▶ **Try it**: When a line below contains the string "views", show that line.

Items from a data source
§
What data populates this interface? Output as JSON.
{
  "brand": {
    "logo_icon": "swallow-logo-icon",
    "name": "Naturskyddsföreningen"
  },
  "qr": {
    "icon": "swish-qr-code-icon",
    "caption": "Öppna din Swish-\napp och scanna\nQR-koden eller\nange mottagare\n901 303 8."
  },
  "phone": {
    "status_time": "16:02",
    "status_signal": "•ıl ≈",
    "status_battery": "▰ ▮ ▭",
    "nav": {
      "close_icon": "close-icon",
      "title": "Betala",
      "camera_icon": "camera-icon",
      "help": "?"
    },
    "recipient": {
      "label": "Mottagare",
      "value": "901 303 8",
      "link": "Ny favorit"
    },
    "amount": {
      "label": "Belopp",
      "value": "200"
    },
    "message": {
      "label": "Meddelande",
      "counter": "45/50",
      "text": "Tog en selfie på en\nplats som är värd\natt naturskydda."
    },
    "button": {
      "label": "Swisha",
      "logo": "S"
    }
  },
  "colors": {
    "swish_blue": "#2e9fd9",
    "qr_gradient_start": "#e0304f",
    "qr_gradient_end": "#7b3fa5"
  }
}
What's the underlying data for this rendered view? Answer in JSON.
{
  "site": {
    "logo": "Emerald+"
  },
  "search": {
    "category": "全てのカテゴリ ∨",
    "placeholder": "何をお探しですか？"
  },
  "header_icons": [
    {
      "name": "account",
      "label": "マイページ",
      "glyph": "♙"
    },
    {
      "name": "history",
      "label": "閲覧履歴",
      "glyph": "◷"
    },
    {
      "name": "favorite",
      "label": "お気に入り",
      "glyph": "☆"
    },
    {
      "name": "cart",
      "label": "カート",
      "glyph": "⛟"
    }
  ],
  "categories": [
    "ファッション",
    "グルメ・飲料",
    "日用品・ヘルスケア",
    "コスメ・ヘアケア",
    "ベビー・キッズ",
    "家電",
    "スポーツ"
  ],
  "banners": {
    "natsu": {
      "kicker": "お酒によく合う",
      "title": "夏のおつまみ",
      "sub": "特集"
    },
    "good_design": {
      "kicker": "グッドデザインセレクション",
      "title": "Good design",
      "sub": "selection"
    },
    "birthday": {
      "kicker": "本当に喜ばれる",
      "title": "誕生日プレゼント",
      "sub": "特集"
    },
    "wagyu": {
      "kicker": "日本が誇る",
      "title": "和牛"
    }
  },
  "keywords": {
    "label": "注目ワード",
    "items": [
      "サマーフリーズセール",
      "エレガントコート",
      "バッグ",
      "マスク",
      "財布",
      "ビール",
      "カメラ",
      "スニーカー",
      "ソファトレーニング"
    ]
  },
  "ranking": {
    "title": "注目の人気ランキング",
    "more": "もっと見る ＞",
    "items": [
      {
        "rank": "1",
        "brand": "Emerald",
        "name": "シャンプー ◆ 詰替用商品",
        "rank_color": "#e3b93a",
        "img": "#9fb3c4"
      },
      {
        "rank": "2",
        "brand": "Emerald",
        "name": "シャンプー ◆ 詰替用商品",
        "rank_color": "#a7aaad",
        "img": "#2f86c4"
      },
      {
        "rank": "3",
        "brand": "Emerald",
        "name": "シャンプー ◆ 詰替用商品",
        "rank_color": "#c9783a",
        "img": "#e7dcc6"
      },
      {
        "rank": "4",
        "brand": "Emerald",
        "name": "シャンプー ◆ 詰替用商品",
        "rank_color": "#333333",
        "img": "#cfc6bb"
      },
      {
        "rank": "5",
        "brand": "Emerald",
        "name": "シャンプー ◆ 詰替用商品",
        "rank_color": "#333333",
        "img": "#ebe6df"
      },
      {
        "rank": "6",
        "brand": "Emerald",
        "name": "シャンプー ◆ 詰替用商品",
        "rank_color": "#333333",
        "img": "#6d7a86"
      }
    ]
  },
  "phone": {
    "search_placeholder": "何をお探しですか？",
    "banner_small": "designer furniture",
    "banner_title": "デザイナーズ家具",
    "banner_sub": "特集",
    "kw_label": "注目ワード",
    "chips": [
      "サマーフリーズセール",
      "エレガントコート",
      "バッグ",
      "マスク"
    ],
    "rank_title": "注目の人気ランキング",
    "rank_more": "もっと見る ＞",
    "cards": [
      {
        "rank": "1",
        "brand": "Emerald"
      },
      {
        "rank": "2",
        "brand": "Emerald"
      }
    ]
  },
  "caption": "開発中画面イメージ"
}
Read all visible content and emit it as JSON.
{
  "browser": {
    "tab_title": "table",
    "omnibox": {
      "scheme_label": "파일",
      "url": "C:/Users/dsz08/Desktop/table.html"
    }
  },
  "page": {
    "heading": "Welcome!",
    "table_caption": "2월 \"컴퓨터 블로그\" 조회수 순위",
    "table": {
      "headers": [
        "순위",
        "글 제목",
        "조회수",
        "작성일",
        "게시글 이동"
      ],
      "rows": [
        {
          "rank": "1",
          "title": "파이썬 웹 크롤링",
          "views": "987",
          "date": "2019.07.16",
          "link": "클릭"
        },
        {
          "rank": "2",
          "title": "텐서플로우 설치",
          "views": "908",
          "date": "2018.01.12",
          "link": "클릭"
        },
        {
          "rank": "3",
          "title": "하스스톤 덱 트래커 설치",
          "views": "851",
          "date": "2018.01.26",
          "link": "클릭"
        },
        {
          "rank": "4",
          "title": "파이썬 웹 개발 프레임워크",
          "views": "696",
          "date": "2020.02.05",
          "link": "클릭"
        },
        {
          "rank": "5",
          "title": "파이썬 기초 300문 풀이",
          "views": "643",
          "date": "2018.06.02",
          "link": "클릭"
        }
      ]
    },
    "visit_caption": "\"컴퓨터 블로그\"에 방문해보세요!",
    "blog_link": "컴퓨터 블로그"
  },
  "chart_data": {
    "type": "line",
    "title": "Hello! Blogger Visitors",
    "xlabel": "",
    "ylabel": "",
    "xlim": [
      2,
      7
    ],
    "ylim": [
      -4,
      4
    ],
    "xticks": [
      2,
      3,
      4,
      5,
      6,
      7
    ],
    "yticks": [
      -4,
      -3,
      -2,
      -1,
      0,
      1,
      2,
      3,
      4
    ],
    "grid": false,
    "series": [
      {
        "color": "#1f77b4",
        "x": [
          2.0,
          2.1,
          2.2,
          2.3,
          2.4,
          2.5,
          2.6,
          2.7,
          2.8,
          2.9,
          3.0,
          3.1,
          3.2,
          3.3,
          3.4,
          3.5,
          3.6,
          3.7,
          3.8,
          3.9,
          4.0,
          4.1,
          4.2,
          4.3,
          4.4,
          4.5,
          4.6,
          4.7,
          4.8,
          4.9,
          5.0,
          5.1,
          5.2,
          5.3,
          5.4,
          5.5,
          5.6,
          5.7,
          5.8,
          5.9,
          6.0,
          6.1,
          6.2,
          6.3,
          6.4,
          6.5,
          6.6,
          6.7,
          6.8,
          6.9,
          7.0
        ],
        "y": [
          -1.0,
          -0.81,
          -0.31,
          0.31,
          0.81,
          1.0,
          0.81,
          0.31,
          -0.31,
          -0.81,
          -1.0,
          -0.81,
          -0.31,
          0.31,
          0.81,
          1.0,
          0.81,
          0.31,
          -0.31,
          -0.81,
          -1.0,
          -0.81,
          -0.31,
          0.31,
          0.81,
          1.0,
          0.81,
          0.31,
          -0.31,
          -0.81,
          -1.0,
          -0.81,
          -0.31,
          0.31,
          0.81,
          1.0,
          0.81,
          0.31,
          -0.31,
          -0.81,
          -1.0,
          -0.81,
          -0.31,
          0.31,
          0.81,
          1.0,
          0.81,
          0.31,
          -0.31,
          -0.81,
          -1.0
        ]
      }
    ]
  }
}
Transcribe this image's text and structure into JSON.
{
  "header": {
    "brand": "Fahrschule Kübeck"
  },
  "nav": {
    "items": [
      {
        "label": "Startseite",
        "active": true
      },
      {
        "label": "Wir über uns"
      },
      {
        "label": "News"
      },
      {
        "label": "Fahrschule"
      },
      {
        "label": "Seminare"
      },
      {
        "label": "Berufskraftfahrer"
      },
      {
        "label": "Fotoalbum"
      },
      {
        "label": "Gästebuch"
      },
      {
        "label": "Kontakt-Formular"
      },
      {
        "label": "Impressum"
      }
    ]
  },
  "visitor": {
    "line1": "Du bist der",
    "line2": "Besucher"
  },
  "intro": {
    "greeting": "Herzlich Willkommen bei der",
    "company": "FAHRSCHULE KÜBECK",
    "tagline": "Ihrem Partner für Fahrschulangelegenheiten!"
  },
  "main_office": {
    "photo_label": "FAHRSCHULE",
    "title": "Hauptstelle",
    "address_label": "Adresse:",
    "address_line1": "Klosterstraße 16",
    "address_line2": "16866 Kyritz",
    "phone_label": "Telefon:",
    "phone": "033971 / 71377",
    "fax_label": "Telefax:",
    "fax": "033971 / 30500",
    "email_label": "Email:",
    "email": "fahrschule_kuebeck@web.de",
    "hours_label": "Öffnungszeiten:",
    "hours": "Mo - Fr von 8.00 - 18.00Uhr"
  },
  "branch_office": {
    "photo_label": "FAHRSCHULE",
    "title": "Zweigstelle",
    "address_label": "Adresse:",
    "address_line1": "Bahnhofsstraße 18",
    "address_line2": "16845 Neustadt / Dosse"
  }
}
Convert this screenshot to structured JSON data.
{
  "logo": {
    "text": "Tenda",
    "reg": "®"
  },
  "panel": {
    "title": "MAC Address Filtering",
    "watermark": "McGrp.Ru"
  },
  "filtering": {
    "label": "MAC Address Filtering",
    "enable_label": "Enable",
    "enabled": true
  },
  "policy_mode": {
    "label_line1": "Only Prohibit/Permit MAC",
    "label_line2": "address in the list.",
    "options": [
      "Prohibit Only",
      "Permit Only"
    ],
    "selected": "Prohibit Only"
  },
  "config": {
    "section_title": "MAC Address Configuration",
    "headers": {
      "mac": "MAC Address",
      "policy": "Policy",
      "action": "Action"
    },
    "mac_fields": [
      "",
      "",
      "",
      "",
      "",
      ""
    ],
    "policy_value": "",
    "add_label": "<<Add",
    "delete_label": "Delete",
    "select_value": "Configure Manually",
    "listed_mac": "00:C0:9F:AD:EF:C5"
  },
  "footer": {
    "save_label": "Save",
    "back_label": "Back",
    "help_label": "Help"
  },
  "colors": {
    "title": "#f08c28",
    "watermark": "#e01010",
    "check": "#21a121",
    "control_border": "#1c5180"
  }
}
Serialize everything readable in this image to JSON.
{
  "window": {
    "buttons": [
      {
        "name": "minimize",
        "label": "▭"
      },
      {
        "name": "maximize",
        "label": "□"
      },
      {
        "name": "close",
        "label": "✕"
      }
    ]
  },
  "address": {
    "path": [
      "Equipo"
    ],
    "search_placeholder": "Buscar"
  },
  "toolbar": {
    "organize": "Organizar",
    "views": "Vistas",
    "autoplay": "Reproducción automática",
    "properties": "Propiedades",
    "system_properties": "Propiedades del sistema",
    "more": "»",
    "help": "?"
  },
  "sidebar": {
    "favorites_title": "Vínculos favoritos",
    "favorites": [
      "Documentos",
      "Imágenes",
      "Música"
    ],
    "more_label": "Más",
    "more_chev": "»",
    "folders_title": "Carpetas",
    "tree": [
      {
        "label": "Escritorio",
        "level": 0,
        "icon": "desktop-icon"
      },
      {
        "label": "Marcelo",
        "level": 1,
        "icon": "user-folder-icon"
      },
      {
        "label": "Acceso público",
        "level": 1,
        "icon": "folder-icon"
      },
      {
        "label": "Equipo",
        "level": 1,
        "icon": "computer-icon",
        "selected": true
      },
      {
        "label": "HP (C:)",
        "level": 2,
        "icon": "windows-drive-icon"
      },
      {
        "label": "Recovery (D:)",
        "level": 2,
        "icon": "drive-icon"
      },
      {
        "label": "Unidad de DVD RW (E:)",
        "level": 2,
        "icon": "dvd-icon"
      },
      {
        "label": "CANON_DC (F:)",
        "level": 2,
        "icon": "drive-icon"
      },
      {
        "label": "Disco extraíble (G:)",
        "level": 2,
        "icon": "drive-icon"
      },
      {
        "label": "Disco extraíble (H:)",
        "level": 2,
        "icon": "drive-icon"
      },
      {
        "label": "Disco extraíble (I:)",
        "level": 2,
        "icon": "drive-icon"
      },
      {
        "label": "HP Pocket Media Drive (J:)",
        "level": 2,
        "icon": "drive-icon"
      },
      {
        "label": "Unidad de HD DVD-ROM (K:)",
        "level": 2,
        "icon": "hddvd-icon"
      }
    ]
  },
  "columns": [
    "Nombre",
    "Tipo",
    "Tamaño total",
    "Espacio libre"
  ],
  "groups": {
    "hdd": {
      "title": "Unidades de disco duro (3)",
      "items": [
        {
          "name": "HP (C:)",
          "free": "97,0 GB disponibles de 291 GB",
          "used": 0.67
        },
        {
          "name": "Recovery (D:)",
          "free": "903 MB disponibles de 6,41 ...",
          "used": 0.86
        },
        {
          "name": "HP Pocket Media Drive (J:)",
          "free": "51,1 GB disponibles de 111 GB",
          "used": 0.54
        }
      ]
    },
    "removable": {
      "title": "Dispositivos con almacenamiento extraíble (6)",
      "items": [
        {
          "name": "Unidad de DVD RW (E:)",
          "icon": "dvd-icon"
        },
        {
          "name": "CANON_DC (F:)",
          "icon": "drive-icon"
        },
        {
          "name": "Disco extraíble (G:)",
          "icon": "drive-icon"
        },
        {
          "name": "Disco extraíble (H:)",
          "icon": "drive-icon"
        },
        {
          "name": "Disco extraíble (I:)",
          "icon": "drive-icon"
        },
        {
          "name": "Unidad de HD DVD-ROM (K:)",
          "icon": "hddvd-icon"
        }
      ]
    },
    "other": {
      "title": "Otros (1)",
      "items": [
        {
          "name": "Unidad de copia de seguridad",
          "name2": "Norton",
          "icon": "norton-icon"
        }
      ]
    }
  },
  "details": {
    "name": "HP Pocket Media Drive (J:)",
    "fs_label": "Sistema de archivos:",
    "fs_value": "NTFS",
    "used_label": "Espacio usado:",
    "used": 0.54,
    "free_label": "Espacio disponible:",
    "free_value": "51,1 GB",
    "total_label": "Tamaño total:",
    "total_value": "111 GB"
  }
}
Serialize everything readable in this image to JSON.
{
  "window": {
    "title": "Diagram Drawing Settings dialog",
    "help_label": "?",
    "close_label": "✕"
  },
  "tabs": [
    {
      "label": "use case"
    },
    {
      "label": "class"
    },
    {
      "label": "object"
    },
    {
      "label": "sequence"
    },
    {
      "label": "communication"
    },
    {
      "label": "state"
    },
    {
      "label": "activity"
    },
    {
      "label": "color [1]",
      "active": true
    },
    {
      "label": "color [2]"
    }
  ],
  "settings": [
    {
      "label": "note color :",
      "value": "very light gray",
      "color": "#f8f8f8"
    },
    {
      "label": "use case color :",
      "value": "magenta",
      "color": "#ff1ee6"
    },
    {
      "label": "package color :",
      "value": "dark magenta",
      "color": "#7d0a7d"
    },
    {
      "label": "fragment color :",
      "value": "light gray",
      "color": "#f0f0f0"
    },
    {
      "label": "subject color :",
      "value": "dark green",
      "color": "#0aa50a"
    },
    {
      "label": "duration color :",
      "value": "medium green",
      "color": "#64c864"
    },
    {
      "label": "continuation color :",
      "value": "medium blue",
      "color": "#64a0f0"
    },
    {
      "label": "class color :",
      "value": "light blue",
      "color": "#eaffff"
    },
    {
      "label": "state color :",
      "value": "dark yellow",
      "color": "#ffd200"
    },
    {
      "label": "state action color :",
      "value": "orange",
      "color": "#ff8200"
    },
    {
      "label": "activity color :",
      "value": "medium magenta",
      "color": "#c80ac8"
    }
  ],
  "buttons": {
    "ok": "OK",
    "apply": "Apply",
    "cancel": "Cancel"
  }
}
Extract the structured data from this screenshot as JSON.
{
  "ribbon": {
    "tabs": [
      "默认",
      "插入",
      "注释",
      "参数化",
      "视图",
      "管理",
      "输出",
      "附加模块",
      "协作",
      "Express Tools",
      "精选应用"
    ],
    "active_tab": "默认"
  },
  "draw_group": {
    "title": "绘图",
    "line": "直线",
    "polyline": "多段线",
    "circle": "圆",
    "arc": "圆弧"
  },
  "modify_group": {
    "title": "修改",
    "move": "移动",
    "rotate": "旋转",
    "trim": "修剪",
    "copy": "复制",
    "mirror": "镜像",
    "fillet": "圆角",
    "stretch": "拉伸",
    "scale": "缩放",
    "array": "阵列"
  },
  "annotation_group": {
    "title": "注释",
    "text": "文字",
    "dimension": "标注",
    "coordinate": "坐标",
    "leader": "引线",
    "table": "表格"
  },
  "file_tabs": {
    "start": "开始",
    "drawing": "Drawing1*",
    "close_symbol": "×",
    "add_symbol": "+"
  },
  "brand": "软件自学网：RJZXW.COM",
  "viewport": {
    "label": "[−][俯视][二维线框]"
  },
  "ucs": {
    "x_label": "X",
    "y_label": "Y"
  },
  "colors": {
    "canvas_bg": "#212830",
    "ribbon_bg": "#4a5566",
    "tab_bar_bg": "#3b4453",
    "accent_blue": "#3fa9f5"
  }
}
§
▶ **Result of this exercise**:
          "views": "987",
          "views": "908",
          "views": "851",
          "views": "696",
          "views": "643",
    "views": "Vistas",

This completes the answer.